While over at the National Review Online, editor Jonah Goldberg wrote that Hobby Lobby “objected to paying for what it considers to be abortifacients, which don’t prevent a pregnancy but terminate one. The pro-abortion-rights lobby can argue that ‘abortion’ and ‘birth control’ are synonymous terms, but that doesn’t make it true.” I’d respond to Goldberg by saying that the owners of Hobby Lobby may believe that the four contraceptives that it objected to are abortifacients—but that doesn’t make it true.
After returning from a two-week hiatus from The Daily Show on July 14th, Jon Stewart did a segment on the Hobby Lobby ruling.
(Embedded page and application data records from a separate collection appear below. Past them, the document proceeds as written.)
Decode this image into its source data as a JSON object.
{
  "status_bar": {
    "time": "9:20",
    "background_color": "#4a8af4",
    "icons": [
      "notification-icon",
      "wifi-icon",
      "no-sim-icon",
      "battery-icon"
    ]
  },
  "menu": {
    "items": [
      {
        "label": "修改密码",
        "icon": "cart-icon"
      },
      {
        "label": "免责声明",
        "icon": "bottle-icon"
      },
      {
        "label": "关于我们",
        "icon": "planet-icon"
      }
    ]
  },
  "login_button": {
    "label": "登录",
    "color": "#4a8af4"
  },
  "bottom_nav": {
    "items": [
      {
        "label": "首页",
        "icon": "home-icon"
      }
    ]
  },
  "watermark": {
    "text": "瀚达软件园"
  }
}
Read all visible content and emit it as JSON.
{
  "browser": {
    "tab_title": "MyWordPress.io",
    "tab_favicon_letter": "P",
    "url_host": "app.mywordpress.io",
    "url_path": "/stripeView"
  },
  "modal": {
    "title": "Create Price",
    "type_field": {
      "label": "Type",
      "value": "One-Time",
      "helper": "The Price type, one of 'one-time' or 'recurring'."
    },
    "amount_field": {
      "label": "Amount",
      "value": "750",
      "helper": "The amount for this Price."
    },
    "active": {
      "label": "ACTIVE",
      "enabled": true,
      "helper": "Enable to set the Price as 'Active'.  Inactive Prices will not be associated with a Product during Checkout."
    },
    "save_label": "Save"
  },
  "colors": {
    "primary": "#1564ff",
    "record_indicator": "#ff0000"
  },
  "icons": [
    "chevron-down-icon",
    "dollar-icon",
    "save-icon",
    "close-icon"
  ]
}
He found it interesting that the owners of Hobby Lobby consider Plan B to be an abortifacient—even though the American College of Obstetricians and Gynecologists say it isn’t. “But what would they know about vaginas?” said Stewart. “Compared to a corporation that sells foam cones and glitter.”
What an abortifacient is — and what it isn’t (National Catholic Reporter)
Science Was Irrelevant In Hobby Lobby And That’s Congress’s Fault (Talking Points Memo)
Conservative Justices Appear Ready To Strike Birth Control Mandate (Talking Points Memo)
Jonah Goldberg’s sexual tumult: The right doesn’t get how birth control works: The right’s lame talking points on Hobby Lobby are wrong — and show a misunderstanding of health insurance and sex (Salon)
How Hobby Lobby Ruling Could Limit Access to Birth Control (New York Times)
In Hobby Lobby Case, the Supreme Court Chooses Religion Over Science: Five justices ignore science in their ruling that companies are not required to provide contraception under Obamacare. (Mother Jones)
What Clarence Thomas and Antonin Scalia don’t understand about contraception: An IUD is a month’s pay for a woman earning minimum wage. The legal argument against Hobby Lobby is a human one (Salon/SCOTUSblog)